From the very beginning, Russia has tried to justify its war of aggression against Ukraine by saying that it must protect its own people and all people of Russian origin from the Kiev Nazi regime and the fascists in the West. Kremlin propaganda regularly fuels this narrative with alleged “evidence”.

The most recent example: A dashcam video of an alleged vehicle check by Ukrainian soldiers, during which the driver and her child, who is said to be in the car with her, are massively insulted and threatened when one of the military officers notices that the woman speaks Russian and is Muslim. Towards the end of the recording, which is a little over two minutes, the soldier fires several more shots in the direction of the vehicle.

We took a closer look at the video – a fact check with a clear result.

Allegation: Ukrainian soldiers stop a mother and child in the car, a military threatens the two and shoots in the direction of the vehicle.

Rating: Wrong. The video is staged and filmed east of Donetsk in Russian-controlled territory.

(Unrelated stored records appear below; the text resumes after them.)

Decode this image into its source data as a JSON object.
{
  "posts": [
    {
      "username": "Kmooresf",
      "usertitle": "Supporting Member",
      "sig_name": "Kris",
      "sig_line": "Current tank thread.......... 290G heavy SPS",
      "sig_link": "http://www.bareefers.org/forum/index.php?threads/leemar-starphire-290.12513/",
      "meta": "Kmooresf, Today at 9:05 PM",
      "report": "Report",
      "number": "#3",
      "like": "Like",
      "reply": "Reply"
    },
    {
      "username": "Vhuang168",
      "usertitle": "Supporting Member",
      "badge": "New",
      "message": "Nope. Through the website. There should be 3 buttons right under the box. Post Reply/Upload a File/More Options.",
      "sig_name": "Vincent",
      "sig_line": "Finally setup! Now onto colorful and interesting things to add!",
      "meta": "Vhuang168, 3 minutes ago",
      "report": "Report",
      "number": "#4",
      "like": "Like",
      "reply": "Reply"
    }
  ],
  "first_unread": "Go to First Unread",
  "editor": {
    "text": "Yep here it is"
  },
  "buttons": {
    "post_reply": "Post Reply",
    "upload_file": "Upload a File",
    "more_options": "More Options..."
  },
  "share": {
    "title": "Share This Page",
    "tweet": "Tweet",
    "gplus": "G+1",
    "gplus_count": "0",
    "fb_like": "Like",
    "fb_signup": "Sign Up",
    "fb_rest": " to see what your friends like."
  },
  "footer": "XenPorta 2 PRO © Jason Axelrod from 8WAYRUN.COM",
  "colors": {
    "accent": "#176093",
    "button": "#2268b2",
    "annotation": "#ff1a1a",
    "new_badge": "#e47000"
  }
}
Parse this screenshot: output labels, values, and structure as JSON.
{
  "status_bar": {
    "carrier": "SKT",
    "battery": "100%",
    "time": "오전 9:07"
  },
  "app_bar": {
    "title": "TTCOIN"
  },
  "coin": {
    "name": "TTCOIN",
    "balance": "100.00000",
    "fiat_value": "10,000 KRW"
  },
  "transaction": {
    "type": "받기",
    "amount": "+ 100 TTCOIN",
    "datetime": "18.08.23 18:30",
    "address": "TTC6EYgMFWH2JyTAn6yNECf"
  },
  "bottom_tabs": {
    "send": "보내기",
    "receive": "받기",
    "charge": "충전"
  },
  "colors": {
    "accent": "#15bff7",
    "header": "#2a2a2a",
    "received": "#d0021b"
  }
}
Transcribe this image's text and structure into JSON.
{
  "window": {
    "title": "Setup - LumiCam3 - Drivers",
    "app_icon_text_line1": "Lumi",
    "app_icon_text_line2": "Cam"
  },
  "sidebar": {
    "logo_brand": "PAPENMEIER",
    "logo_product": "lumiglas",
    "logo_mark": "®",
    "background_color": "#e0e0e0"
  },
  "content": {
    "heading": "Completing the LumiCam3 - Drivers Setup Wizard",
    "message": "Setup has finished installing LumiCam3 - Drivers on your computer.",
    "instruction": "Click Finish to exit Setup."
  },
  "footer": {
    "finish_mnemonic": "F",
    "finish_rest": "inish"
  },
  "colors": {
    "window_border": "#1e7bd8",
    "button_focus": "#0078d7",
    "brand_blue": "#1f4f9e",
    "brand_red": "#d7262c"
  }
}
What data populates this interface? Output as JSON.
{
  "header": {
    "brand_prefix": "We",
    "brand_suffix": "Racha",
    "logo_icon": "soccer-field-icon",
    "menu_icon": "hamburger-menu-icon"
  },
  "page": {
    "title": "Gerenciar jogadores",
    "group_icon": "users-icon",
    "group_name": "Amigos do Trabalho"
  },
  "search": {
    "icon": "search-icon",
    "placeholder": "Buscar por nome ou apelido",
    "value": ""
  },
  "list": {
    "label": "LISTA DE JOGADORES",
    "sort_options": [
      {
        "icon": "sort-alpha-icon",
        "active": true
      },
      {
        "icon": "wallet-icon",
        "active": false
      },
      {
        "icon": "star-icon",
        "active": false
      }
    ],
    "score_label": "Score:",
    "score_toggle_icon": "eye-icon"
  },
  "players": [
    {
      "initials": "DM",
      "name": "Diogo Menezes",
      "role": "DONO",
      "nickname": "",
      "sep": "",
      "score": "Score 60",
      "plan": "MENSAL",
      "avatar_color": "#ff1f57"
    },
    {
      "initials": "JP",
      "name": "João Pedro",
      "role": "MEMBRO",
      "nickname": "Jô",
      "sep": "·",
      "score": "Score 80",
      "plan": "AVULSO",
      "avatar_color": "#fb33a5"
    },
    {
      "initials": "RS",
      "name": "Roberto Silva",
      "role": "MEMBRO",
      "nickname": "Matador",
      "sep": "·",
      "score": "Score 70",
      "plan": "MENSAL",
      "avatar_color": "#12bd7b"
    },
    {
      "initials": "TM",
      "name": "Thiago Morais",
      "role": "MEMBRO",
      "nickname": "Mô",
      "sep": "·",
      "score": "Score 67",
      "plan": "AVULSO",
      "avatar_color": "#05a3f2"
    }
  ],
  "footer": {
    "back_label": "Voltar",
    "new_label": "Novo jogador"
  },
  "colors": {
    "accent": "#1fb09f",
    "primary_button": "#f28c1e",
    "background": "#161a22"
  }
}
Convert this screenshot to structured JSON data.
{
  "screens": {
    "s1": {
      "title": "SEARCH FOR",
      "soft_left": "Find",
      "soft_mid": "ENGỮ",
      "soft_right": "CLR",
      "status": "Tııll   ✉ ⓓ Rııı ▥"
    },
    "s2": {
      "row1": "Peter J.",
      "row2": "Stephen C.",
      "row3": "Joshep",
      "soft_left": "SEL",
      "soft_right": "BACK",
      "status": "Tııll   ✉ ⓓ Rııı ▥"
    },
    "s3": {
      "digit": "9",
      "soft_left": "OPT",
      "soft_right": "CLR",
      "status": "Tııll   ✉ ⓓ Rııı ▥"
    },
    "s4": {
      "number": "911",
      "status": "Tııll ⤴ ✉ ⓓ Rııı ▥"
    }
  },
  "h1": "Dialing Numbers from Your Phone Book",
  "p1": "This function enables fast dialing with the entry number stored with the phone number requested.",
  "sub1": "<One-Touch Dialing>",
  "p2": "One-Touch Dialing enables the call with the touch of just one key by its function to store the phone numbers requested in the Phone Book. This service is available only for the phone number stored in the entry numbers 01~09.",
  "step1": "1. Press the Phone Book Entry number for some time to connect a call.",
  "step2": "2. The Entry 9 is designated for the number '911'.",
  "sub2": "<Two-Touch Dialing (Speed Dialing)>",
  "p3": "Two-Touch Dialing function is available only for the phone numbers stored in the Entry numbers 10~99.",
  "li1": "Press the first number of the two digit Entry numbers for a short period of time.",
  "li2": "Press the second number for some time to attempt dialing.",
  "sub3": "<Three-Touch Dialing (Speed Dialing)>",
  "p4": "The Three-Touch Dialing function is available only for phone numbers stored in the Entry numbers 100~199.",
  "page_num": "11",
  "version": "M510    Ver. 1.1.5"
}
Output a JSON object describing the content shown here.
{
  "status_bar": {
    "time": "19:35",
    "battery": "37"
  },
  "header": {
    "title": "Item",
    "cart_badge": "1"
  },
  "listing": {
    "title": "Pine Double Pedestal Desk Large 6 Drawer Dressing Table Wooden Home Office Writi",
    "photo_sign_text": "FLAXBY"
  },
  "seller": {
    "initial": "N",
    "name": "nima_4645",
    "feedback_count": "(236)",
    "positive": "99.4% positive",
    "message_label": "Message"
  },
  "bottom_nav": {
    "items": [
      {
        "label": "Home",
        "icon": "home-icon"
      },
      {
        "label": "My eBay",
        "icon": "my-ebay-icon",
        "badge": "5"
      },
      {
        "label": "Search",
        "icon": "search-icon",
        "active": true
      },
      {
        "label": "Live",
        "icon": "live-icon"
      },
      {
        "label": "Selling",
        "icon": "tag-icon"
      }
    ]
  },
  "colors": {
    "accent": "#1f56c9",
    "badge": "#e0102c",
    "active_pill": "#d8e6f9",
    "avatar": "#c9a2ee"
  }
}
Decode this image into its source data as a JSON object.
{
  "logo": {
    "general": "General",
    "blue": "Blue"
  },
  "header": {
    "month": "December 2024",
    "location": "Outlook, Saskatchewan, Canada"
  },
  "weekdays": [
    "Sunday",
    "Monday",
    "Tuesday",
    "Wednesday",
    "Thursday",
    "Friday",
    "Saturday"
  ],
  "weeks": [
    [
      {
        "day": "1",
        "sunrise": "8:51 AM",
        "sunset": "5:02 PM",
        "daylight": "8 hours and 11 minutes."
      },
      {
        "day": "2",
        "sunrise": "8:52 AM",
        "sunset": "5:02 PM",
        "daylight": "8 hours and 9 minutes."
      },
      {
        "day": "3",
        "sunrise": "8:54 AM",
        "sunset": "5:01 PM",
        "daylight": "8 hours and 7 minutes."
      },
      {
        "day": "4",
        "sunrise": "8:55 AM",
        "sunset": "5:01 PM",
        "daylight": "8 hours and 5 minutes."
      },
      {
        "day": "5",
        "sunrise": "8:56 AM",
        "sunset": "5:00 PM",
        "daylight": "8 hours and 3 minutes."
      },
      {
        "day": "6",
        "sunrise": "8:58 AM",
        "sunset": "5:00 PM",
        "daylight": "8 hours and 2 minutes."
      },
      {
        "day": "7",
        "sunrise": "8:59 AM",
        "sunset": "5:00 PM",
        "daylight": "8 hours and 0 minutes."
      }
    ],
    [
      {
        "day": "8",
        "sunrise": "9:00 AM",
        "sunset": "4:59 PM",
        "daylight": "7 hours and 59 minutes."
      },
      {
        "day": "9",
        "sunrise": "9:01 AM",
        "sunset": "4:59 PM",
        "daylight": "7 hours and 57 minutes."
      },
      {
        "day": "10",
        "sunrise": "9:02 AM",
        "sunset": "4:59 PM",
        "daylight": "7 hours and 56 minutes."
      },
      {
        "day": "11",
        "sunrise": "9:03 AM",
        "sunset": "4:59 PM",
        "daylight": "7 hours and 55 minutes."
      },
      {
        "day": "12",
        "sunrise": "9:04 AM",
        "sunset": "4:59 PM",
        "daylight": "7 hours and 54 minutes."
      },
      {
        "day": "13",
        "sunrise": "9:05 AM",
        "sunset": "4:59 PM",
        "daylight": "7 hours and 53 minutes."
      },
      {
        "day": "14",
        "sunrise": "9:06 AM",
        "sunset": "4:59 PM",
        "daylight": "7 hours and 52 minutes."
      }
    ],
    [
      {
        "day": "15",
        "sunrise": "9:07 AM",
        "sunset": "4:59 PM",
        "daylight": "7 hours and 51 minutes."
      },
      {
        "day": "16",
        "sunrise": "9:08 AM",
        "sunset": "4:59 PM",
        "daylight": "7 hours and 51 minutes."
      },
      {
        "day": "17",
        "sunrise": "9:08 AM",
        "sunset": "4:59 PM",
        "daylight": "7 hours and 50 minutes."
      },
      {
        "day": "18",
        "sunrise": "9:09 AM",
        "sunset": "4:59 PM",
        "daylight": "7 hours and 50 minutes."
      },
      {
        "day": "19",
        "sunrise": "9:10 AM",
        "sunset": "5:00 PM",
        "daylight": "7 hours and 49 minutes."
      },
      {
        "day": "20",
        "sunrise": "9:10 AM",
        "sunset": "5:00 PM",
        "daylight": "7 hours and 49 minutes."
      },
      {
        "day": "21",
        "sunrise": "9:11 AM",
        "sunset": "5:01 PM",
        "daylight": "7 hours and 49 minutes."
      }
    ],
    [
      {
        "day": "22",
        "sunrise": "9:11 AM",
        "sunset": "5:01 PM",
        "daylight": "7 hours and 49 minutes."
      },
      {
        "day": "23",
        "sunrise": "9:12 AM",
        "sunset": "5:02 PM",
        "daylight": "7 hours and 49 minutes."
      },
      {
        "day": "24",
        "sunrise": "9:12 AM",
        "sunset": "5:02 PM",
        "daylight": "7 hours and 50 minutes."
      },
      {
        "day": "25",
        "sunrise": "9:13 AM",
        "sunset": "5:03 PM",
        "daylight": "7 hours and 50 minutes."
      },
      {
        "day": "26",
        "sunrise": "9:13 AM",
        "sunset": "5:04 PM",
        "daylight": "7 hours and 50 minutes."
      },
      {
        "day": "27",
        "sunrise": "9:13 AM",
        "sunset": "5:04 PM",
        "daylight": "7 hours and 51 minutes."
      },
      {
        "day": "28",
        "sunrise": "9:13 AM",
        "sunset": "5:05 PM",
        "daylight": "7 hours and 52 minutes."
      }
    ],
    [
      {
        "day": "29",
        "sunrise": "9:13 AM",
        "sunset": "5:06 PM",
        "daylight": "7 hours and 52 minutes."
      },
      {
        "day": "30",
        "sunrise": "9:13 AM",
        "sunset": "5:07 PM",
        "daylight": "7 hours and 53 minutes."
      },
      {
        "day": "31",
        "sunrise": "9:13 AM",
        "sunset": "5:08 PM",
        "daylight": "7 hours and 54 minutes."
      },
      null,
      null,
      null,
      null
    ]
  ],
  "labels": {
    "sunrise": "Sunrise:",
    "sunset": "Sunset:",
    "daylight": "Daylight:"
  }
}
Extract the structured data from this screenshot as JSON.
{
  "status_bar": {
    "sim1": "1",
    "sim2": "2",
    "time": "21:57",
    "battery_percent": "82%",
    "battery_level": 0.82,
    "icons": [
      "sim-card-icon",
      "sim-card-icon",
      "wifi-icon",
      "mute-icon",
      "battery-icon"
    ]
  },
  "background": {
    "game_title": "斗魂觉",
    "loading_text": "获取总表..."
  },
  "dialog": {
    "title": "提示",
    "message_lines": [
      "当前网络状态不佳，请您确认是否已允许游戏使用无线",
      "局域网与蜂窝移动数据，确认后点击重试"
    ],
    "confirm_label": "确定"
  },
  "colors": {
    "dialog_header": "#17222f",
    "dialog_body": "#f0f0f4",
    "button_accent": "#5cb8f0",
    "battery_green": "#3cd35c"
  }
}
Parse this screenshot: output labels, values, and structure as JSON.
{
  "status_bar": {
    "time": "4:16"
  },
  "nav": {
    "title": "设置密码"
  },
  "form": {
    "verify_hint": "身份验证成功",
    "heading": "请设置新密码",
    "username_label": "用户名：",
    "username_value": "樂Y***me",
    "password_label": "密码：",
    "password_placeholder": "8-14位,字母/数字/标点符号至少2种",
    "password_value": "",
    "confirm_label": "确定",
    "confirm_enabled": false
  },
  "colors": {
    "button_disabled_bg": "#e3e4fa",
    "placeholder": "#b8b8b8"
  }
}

The facts: The video of the alleged vehicle inspection was first distributed on Monday afternoon (March 27) on various pro-Russian Telegram channels, including accounts with several hundred thousand subscribers. As a result, official Kremlin mouthpieces also picked up the story. The Russian Foreign Ministry shared the recording on Twitter and wrote: “Once a Nazi, always a Nazi. This is the kind of terror in which Ukrainians live.” While the Foreign Ministry has since deleted the tweet without comment, the disinformation is still online on the Twitter profile of the Russian Embassy in the UK:

Why disinformation? After publication, several Internet users quickly found out that no Ukrainian soldiers could be seen here and that the video was instead staged to present Ukraine as a Nazi country.

The strongest argument for the disinformation thesis: Although the journey recorded by the dashcam provides hardly any information about the surroundings, a few prominent points such as tree branches, power poles and a fork in the road were sufficient to locate the location east of Donetsk (Google Maps link) . The proof: On another dashcam recording starting in Donetsk, the exact arrangement of tree branches can be seen at one point, as can also be seen in the fake video.

According to this, the video was taken about 30 kilometers behind the current front line in an area controlled by the Russian army. It is 100 percent impossible that Ukrainian units are patrolling here:

The location of the recording, located east of Donetsk, and the many inconsistencies made even pro-Russian channels doubt the authenticity of the story. An account with around 300,000 subscribers, which had also distributed the video along with the Nazi narrative, later wrote very sheepishly: “We still have to learn and learn when carrying out such information operations.”